Hasselblad has announced the H6D medium format camera that features a Sony-made 100-megapixel image sensor.

Hasselblad’s H6D range has been completely rebuilt with new technical components and an all new electronic platform. The new medium-format lineup, offering the H6D-100c with 100MP CMOS sensor and 4K video along with the H6D-50c with 50MP CMOS sensor.

The H6D medium format system offers a new, faster processor, a 3″ 920k-dot touchscreen monitor, dual card slots, built-in Wi-Fi and USB 3.0 connectivity. The new models feature a wider range of shutter speeds from 60 minutes to 1/2000th of a second, increased ISO range and a faster shooting rate along with a USB 3.0 Type-C connector.

Additional information for the Hasselblad H6D medium format camera range can be found on dedicated page. The Hasselblad H6D-50c will cost $25,995 and the the H6D-100c is priced at $32,995.

Hasselblad H6D 100MP medium format camera announced

Hasselblad announces 100MP H6D-100c capable of 4K, H6D-50c 50MP


Hasselblad H6D promo videos:


Hasselblad H6D will compete against the Phase One XF which has been introduced back in January 2016. The medium format camera features an 100-megapixel CMOS sensor with a 15-stop dynamic range. It supports long-exposures of up to 60 minutes and has a maximum ISO sensitivity of 12800.

The Hasselblad H6D-100c offers an impressive 100MP 53.4 x 40mm CMOS sensor to produce high-resolution stills as well as UHD 4K video.

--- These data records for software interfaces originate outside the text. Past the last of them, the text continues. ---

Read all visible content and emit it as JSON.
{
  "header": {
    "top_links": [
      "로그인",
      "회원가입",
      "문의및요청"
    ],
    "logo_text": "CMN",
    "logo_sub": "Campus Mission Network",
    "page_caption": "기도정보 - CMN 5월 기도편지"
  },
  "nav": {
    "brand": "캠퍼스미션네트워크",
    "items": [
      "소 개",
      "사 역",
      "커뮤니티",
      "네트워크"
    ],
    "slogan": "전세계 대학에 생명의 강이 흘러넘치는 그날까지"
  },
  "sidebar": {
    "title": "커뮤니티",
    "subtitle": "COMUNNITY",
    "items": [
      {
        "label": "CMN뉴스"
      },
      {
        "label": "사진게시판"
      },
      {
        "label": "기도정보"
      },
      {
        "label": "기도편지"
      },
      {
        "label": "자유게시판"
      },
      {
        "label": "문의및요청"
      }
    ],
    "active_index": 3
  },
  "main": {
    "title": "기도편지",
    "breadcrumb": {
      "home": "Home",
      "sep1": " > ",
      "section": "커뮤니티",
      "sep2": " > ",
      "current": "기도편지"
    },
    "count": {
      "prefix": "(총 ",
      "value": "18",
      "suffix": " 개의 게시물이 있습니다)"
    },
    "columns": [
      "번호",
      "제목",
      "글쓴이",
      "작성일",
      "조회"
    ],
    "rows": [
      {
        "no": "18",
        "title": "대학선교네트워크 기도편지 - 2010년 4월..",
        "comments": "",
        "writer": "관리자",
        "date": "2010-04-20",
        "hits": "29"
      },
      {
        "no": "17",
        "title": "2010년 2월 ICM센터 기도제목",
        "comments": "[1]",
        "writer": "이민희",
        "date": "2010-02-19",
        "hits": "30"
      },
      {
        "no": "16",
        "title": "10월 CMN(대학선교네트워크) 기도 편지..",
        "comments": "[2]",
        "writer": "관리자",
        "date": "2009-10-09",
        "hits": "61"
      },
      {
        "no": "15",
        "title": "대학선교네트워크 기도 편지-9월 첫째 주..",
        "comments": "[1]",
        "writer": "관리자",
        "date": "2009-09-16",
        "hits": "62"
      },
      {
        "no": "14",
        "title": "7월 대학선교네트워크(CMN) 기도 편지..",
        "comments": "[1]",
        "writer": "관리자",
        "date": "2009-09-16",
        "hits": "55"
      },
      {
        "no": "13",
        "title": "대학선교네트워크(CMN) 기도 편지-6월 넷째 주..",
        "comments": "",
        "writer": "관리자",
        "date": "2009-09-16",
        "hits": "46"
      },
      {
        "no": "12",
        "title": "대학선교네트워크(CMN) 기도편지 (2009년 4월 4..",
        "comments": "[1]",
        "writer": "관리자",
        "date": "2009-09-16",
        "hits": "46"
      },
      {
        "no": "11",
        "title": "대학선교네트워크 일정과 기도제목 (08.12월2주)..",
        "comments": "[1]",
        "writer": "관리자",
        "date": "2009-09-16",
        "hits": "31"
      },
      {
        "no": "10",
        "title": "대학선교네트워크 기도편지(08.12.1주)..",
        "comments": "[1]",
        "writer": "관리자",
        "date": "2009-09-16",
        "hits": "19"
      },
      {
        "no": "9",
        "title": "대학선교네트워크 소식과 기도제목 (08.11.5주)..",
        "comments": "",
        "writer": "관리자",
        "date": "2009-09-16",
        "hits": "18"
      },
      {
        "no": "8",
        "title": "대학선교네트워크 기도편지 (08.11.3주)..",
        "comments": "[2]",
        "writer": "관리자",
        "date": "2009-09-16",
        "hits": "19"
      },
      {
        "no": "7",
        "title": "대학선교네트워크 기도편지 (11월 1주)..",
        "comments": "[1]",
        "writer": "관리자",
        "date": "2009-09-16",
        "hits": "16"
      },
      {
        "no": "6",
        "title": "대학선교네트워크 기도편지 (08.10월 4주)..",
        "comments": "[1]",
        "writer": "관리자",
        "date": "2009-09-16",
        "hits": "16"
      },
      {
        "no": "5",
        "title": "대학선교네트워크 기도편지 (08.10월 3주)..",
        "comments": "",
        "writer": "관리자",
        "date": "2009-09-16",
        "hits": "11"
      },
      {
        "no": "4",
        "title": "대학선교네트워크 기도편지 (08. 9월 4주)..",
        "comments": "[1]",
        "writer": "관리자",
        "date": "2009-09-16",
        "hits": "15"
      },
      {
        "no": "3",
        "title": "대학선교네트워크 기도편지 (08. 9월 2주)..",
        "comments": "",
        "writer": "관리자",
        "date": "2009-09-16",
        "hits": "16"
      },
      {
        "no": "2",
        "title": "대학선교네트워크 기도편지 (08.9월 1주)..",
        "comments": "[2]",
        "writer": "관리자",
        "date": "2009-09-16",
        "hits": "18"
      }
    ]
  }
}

The Sony-made 100-megapixel image sensor affords a wide sensitivity range of ISO 64-12800, along with 16-bit color depth and a dynamic range of up to 15 stops to maintain notable detail and quality when working in the most difficult of lighting conditions. With 50MP the H6D-50c claims 14 stops of dynamic range and is capable of 2.5 fps continuous shooting.

In addition to high-resolution stills shooting, the H6D can also record both UHD 4K and Full HD 1080p video at 30 fps. Video can be saved in the proprietary Hasselblad RAW format, which can be converted to the edit-friendly Apple ProRes format using Phocus 3.0 software.